How would that story unfold? Would it be a story of overcoming hardships or one of just steady persistence? Would it be a story of a small executive team with a strong hand on its employees, or a more laid-back environment where all the employees could provide input into decisions? Is this story going to include chapters about raising outside money? Will it be a story of creating breakthrough products that sell at high premiums or will it be about inventing new ways to do things cheaper and faster?
The answers you provide to those types of questions will be the core of your communications plan. Here’s why:
The path from today until that ultimate vision of success is not going to be achieved by next Thursday. In all likelihood it is going to take years. During the evolution of your organization you are going to want to hold the interest and build the loyalty of your constituencies. “Big news” – the major events that become benchmarks and turning points and grab the attention of your audience – will not be very frequent during this process, but you are going to want to hold the attention of your audience. And that brings us to this critical question:
How can you hold the interest of your constituencies when the really interesting “headline” big events are so infrequent?
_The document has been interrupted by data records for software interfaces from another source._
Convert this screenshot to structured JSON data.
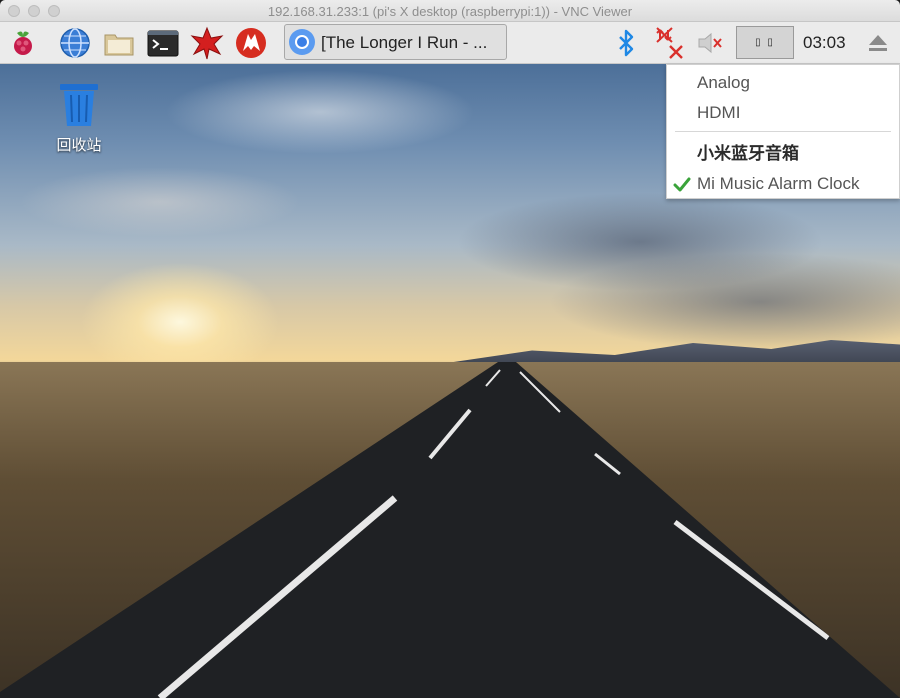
{
  "window": {
    "title": "192.168.31.233:1 (pi's X desktop (raspberrypi:1)) - VNC Viewer"
  },
  "taskbar": {
    "launchers": [
      {
        "icon": "raspberry-menu-icon"
      },
      {
        "icon": "web-browser-icon"
      },
      {
        "icon": "file-manager-icon"
      },
      {
        "icon": "terminal-icon"
      },
      {
        "icon": "mathematica-icon"
      },
      {
        "icon": "wolfram-icon"
      }
    ],
    "task": {
      "icon": "chromium-icon",
      "label": "[The Longer I Run - ..."
    },
    "tray": {
      "bluetooth_icon": "bluetooth-icon",
      "network_icon": "network-disconnected-icon",
      "volume_icon": "volume-muted-icon",
      "cpu_text": "▯ ▯",
      "clock": "03:03",
      "eject_icon": "eject-icon"
    }
  },
  "desktop": {
    "icons": [
      {
        "icon": "trash-icon",
        "label": "回收站"
      }
    ]
  },
  "audio_menu": {
    "items": [
      {
        "label": "Analog",
        "checked": false,
        "bold": false
      },
      {
        "label": "HDMI",
        "checked": false,
        "bold": false
      },
      {
        "label": "小米蓝牙音箱",
        "checked": false,
        "bold": true
      },
      {
        "label": "Mi Music Alarm Clock",
        "checked": true,
        "bold": false
      }
    ]
  },
  "colors": {
    "taskbar_bg": "#ebebeb",
    "menu_bg": "#ffffff",
    "check_green": "#3aa33a",
    "bluetooth_blue": "#1e88e5",
    "network_red": "#d9302c"
  }
}
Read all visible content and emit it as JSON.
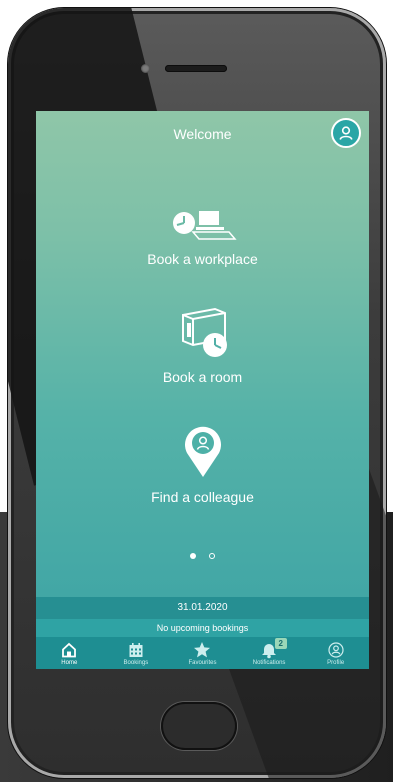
{
  "header": {
    "title": "Welcome"
  },
  "actions": [
    {
      "label": "Book a workplace",
      "icon": "workplace-icon"
    },
    {
      "label": "Book a room",
      "icon": "room-clock-icon"
    },
    {
      "label": "Find a colleague",
      "icon": "location-person-icon"
    }
  ],
  "pager": {
    "total": 2,
    "active": 0
  },
  "status": {
    "date": "31.01.2020",
    "bookings": "No upcoming bookings"
  },
  "tabs": [
    {
      "label": "Home",
      "icon": "home-icon",
      "active": true
    },
    {
      "label": "Bookings",
      "icon": "calendar-icon",
      "active": false
    },
    {
      "label": "Favourites",
      "icon": "star-icon",
      "active": false
    },
    {
      "label": "Notifications",
      "icon": "bell-icon",
      "active": false,
      "badge": "2"
    },
    {
      "label": "Profile",
      "icon": "profile-icon",
      "active": false
    }
  ],
  "colors": {
    "screen_top": "#8fc6a8",
    "screen_bottom": "#3aa2a4",
    "bar_dark": "#268f92",
    "tabbar": "#1e8e92",
    "accent": "#2aa6a6"
  }
}
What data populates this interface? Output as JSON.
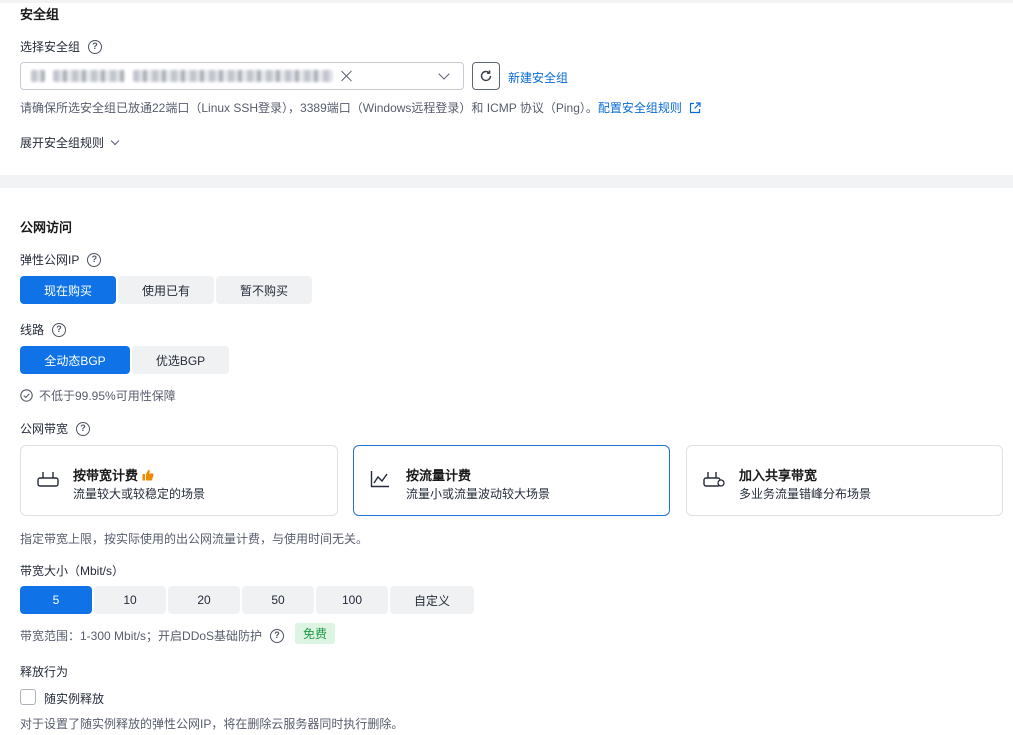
{
  "security_group": {
    "section_title": "安全组",
    "select_label": "选择安全组",
    "new_group_link": "新建安全组",
    "port_hint": "请确保所选安全组已放通22端口（Linux SSH登录），3389端口（Windows远程登录）和 ICMP 协议（Ping）。",
    "config_rules_link": "配置安全组规则",
    "expand_rules": "展开安全组规则"
  },
  "public_access": {
    "section_title": "公网访问",
    "eip_label": "弹性公网IP",
    "eip_options": [
      "现在购买",
      "使用已有",
      "暂不购买"
    ],
    "eip_selected": "现在购买",
    "line_label": "线路",
    "line_options": [
      "全动态BGP",
      "优选BGP"
    ],
    "line_selected": "全动态BGP",
    "availability_note": "不低于99.95%可用性保障",
    "bandwidth_label": "公网带宽",
    "billing_cards": [
      {
        "title": "按带宽计费",
        "desc": "流量较大或较稳定的场景",
        "icon": "router-icon",
        "recommended": true
      },
      {
        "title": "按流量计费",
        "desc": "流量小或流量波动较大场景",
        "icon": "line-chart-icon",
        "selected": true
      },
      {
        "title": "加入共享带宽",
        "desc": "多业务流量错峰分布场景",
        "icon": "shared-router-icon"
      }
    ],
    "billing_hint": "指定带宽上限，按实际使用的出公网流量计费，与使用时间无关。",
    "bandwidth_size_label": "带宽大小（Mbit/s）",
    "bandwidth_options": [
      "5",
      "10",
      "20",
      "50",
      "100",
      "自定义"
    ],
    "bandwidth_selected": "5",
    "bandwidth_range": "带宽范围：1-300 Mbit/s；开启DDoS基础防护",
    "free_badge": "免费",
    "release_label": "释放行为",
    "release_checkbox": "随实例释放",
    "release_checked": false,
    "release_hint": "对于设置了随实例释放的弹性公网IP，将在删除云服务器同时执行删除。"
  },
  "colors": {
    "primary": "#0f72e6",
    "link": "#0a6bd6",
    "card_selected_border": "#2371d6",
    "free_badge_bg": "#ddf4e3",
    "free_badge_text": "#1f9a46",
    "thumb_icon": "#f08a00"
  }
}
You are going to have to rely on small incremental events that, by themselves, may be insignificant especially to outsiders. But those insignificant events can acquire meaning within the context of the story of the evolution of your organization from today to the image of success you are seeking. This is very similar to a soap opera, as discussed in this video and this article.
Here’s an example of putting a relatively insignificant event into the context of your story:
Let’s say that your vision is to become the world’s best developer of software that manages channel distribution issues, and that your products will sell at a high premium (and generate a high margin) because it is known to be the best. Now, let’s say that you have just hired somebody new to lead your HR efforts. You are going to make an announcement about hiring that individual. In an “ordinary” news release you will talk about the person, where they came from, and some nice words about how that person will be a great addition to the company. But instead of that release we can issue one that advances the story:
ABC Company said that it just took a major step forward to producing the best channel distribution software by hiring Jack Smith as the company’s new head of HR. Mary Brown, ABC’s CEO said, “Jack has a record for recruiting world class software developers. He did that for MNO and QRS companies, and we have challenged him to bring 10 software developers to ABC within the next 12 months who will be able to help us develop the world’s greatest channel distribution software ….”
That approach isn’t simply a personnel announcement – it is the advancement of the story about how ABC Company is going to evolve to the image you envision.
With this logic, we will move to Step 2.5: how to create – and, even more importantly, how not to create your organization’s story.